Try it
Among the records below, find each line bearing the word "meta" and copy it.

Material provided
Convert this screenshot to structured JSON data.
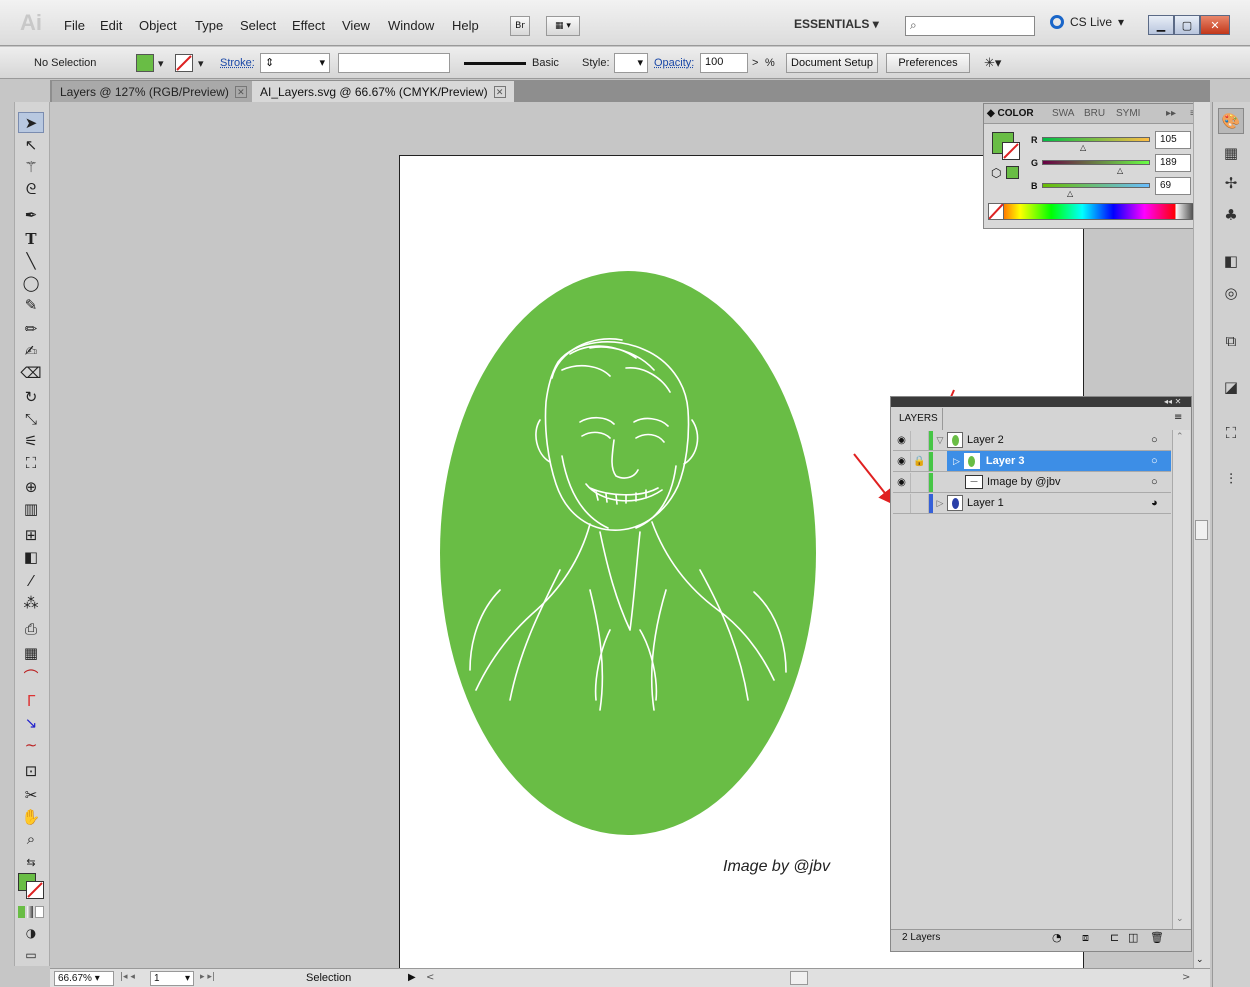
{
  "app": {
    "logo": "Ai"
  },
  "menu": [
    "File",
    "Edit",
    "Object",
    "Type",
    "Select",
    "Effect",
    "View",
    "Window",
    "Help"
  ],
  "menubar": {
    "bridge": "Br",
    "workspace": "ESSENTIALS",
    "cs_live": "CS Live"
  },
  "control": {
    "selection_label": "No Selection",
    "stroke_label": "Stroke:",
    "brush_label": "Basic",
    "style_label": "Style:",
    "opacity_label": "Opacity:",
    "opacity_value": "100",
    "opacity_unit": "%",
    "document_setup": "Document Setup",
    "preferences": "Preferences"
  },
  "tabs": [
    {
      "label": "Layers @ 127% (RGB/Preview)"
    },
    {
      "label": "AI_Layers.svg @ 66.67% (CMYK/Preview)"
    }
  ],
  "color_panel": {
    "tabs": [
      "COLOR",
      "SWA",
      "BRU",
      "SYMI"
    ],
    "r": "105",
    "g": "189",
    "b": "69",
    "r_label": "R",
    "g_label": "G",
    "b_label": "B",
    "fill_color": "#69bd45"
  },
  "artwork": {
    "caption": "Image by @jbv",
    "oval_color": "#69bd45"
  },
  "layers_panel": {
    "title": "LAYERS",
    "rows": [
      {
        "name": "Layer 2",
        "indent": 0,
        "color": "#46c646"
      },
      {
        "name": "Layer 3",
        "indent": 1,
        "color": "#46c646",
        "selected": true
      },
      {
        "name": "Image by @jbv",
        "indent": 2,
        "color": "#46c646"
      },
      {
        "name": "Layer 1",
        "indent": 0,
        "color": "#3560d8"
      }
    ],
    "footer": "2 Layers"
  },
  "status": {
    "zoom": "66.67%",
    "page": "1",
    "tool": "Selection"
  }
}
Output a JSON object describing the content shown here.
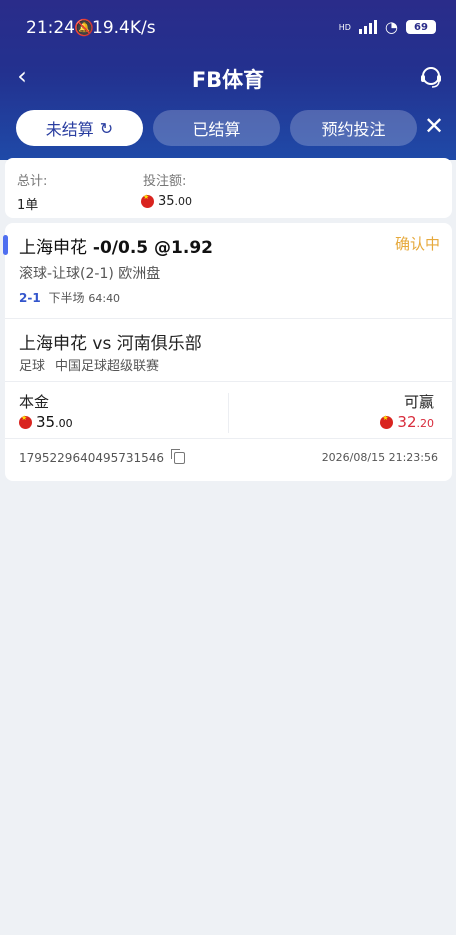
{
  "status_bar": {
    "time": "21:24",
    "net_speed": "19.4K/s",
    "network": "HD",
    "battery": "69"
  },
  "nav": {
    "title": "FB体育"
  },
  "tabs": [
    {
      "label": "未结算",
      "active": true
    },
    {
      "label": "已结算",
      "active": false
    },
    {
      "label": "预约投注",
      "active": false
    }
  ],
  "summary": {
    "total_label": "总计:",
    "total_value": "1单",
    "stake_label": "投注额:",
    "stake_int": "35",
    "stake_dec": ".00"
  },
  "bet": {
    "team": "上海申花",
    "handicap": "-0/0.5 @1.92",
    "status": "确认中",
    "market": "滚球-让球(2-1) 欧洲盘",
    "live_score": "2-1",
    "live_period": "下半场",
    "live_clock": "64:40",
    "match": "上海申花 vs 河南俱乐部",
    "sport": "足球",
    "league": "中国足球超级联赛",
    "stake_label": "本金",
    "stake_int": "35",
    "stake_dec": ".00",
    "win_label": "可赢",
    "win_int": "32",
    "win_dec": ".20",
    "order_id": "1795229640495731546",
    "placed_at": "2026/08/15 21:23:56"
  },
  "colors": {
    "header_top": "#2a2c8a",
    "header_bottom": "#1f4aa8",
    "status_pending": "#e6a93c",
    "win_amount": "#d82c3c",
    "accent": "#4f6ff0"
  }
}
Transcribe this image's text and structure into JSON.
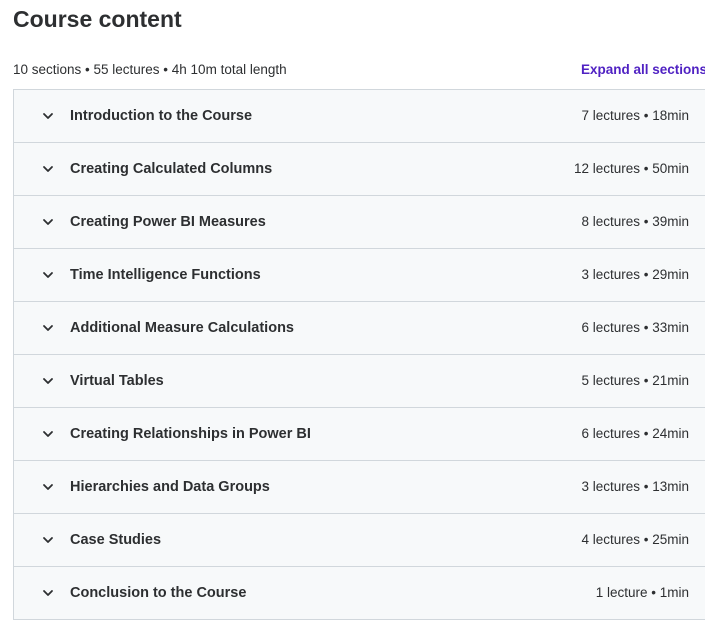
{
  "header": {
    "title": "Course content"
  },
  "summary": {
    "text": "10 sections • 55 lectures • 4h 10m total length",
    "expand_label": "Expand all sections"
  },
  "colors": {
    "accent": "#5022c3",
    "row_background": "#f7f9fa",
    "border": "#d1d7dc",
    "text": "#2d2f31"
  },
  "icons": {
    "section_toggle": "chevron-down-icon"
  },
  "sections": [
    {
      "title": "Introduction to the Course",
      "meta": "7 lectures • 18min"
    },
    {
      "title": "Creating Calculated Columns",
      "meta": "12 lectures • 50min"
    },
    {
      "title": "Creating Power BI Measures",
      "meta": "8 lectures • 39min"
    },
    {
      "title": "Time Intelligence Functions",
      "meta": "3 lectures • 29min"
    },
    {
      "title": "Additional Measure Calculations",
      "meta": "6 lectures • 33min"
    },
    {
      "title": "Virtual Tables",
      "meta": "5 lectures • 21min"
    },
    {
      "title": "Creating Relationships in Power BI",
      "meta": "6 lectures • 24min"
    },
    {
      "title": "Hierarchies and Data Groups",
      "meta": "3 lectures • 13min"
    },
    {
      "title": "Case Studies",
      "meta": "4 lectures • 25min"
    },
    {
      "title": "Conclusion to the Course",
      "meta": "1 lecture • 1min"
    }
  ]
}
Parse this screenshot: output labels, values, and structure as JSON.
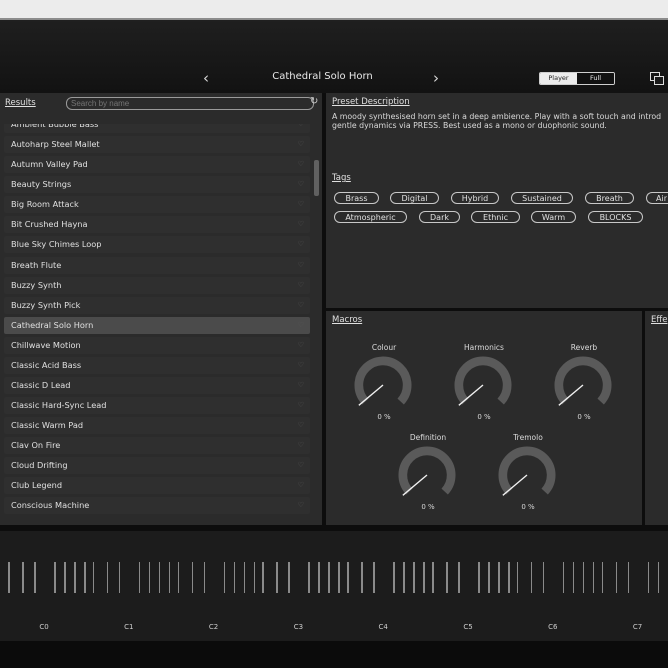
{
  "header": {
    "prev_icon": "chevron-left",
    "next_icon": "chevron-right",
    "preset_title": "Cathedral Solo Horn",
    "mode_player": "Player",
    "mode_full": "Full",
    "window_icon": "window-copy-icon"
  },
  "results": {
    "label": "Results",
    "search_placeholder": "Search by name",
    "items": [
      "Ambient Bubble Bass",
      "Autoharp Steel Mallet",
      "Autumn Valley Pad",
      "Beauty Strings",
      "Big Room Attack",
      "Bit Crushed Hayna",
      "Blue Sky Chimes Loop",
      "Breath Flute",
      "Buzzy Synth",
      "Buzzy Synth Pick",
      "Cathedral Solo Horn",
      "Chillwave Motion",
      "Classic Acid Bass",
      "Classic D Lead",
      "Classic Hard-Sync Lead",
      "Classic Warm Pad",
      "Clav On Fire",
      "Cloud Drifting",
      "Club Legend",
      "Conscious Machine"
    ],
    "selected_index": 10
  },
  "description": {
    "label": "Preset Description",
    "line1": "A moody synthesised horn set in a deep ambience. Play with a soft touch and introd",
    "line2": "gentle dynamics via PRESS. Best used as a mono or duophonic sound."
  },
  "tags": {
    "label": "Tags",
    "row1": [
      "Brass",
      "Digital",
      "Hybrid",
      "Sustained",
      "Breath",
      "Air"
    ],
    "row2": [
      "Atmospheric",
      "Dark",
      "Ethnic",
      "Warm",
      "BLOCKS"
    ]
  },
  "macros": {
    "label": "Macros",
    "knobs": [
      {
        "name": "Colour",
        "value": "0 %"
      },
      {
        "name": "Harmonics",
        "value": "0 %"
      },
      {
        "name": "Reverb",
        "value": "0 %"
      },
      {
        "name": "Definition",
        "value": "0 %"
      },
      {
        "name": "Tremolo",
        "value": "0 %"
      }
    ]
  },
  "effects": {
    "label": "Effe"
  },
  "keyboard": {
    "octaves": [
      "C0",
      "C1",
      "C2",
      "C3",
      "C4",
      "C5",
      "C6",
      "C7"
    ]
  },
  "colors": {
    "panel": "#2b2b2b",
    "selected_row": "#4b4b4b",
    "knob_track": "#5a5a5a"
  }
}
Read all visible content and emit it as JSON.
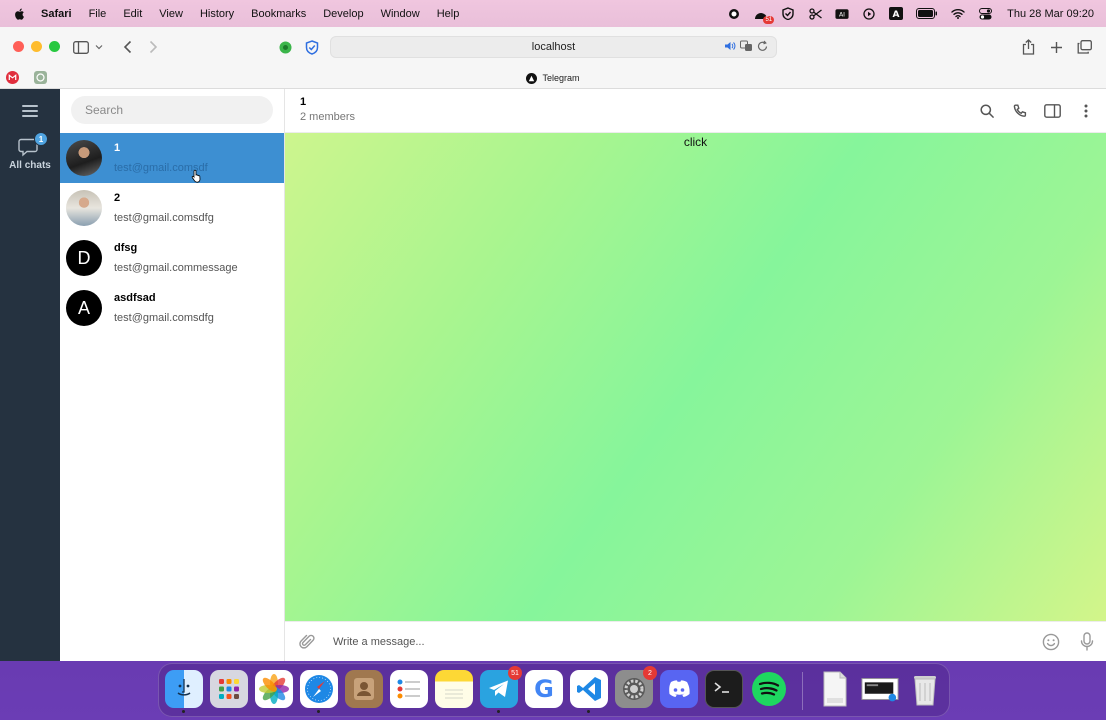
{
  "menubar": {
    "app_name": "Safari",
    "items": [
      "File",
      "Edit",
      "View",
      "History",
      "Bookmarks",
      "Develop",
      "Window",
      "Help"
    ],
    "status_badge": "51",
    "clock": "Thu 28 Mar  09:20",
    "status_icons": [
      "record-icon",
      "dashboard-icon",
      "shield-icon",
      "scissors-icon",
      "ai-icon",
      "play-icon",
      "input-source-a-icon",
      "battery-icon",
      "wifi-icon",
      "control-center-icon"
    ]
  },
  "safari": {
    "address": "localhost",
    "tab_title": "Telegram",
    "toolbar_icons": [
      "sidebar-icon",
      "back-icon",
      "forward-icon",
      "share-icon",
      "new-tab-icon",
      "tab-overview-icon"
    ]
  },
  "telegram": {
    "rail": {
      "folder_label": "All chats",
      "folder_badge": "1"
    },
    "search": {
      "placeholder": "Search"
    },
    "chats": [
      {
        "name": "1",
        "preview": "test@gmail.comsdf",
        "avatar": "photo",
        "active": true
      },
      {
        "name": "2",
        "preview": "test@gmail.comsdfg",
        "avatar": "photo",
        "active": false
      },
      {
        "name": "dfsg",
        "preview": "test@gmail.commessage",
        "avatar": "D",
        "active": false
      },
      {
        "name": "asdfsad",
        "preview": "test@gmail.comsdfg",
        "avatar": "A",
        "active": false
      }
    ],
    "header": {
      "title": "1",
      "subtitle": "2 members"
    },
    "message_area": {
      "label": "click"
    },
    "composer": {
      "placeholder": "Write a message..."
    },
    "colors": {
      "rail": "#253240",
      "active_chat": "#3d8fd2",
      "badge": "#4fa3e0"
    }
  },
  "dock": {
    "apps": [
      {
        "name": "finder",
        "badge": ""
      },
      {
        "name": "launchpad",
        "badge": ""
      },
      {
        "name": "photos",
        "badge": ""
      },
      {
        "name": "safari",
        "badge": ""
      },
      {
        "name": "contacts",
        "badge": ""
      },
      {
        "name": "reminders",
        "badge": ""
      },
      {
        "name": "notes",
        "badge": ""
      },
      {
        "name": "telegram",
        "badge": "51"
      },
      {
        "name": "chrome",
        "badge": ""
      },
      {
        "name": "vscode",
        "badge": ""
      },
      {
        "name": "system-settings",
        "badge": "2"
      },
      {
        "name": "discord",
        "badge": ""
      },
      {
        "name": "terminal",
        "badge": ""
      },
      {
        "name": "spotify",
        "badge": ""
      },
      {
        "name": "html-file",
        "badge": ""
      },
      {
        "name": "screenshot-preview",
        "badge": ""
      },
      {
        "name": "trash",
        "badge": ""
      }
    ]
  }
}
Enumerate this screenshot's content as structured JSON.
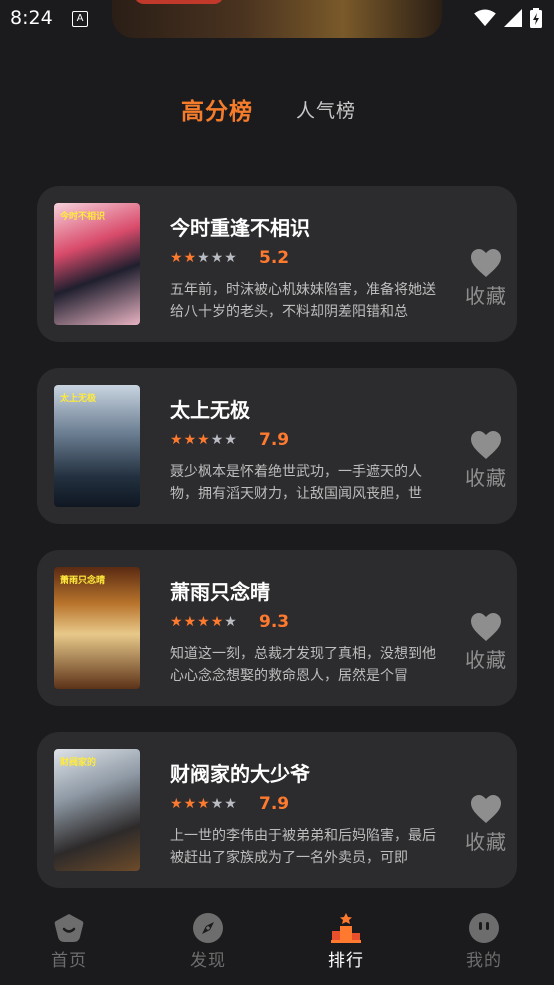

Answer box
      "meta": "7 lectures • 18min"
      "meta": "12 lectures • 50min"
      "meta": "8 lectures • 39min"
      "meta": "3 lectures • 29min"
      "meta": "6 lectures • 33min"
      "meta": "5 lectures • 21min"
      "meta": "6 lectures • 24min"
      "meta": "3 lectures • 13min"
      "meta": "4 lectures • 25min"
      "meta": "1 lecture • 1min"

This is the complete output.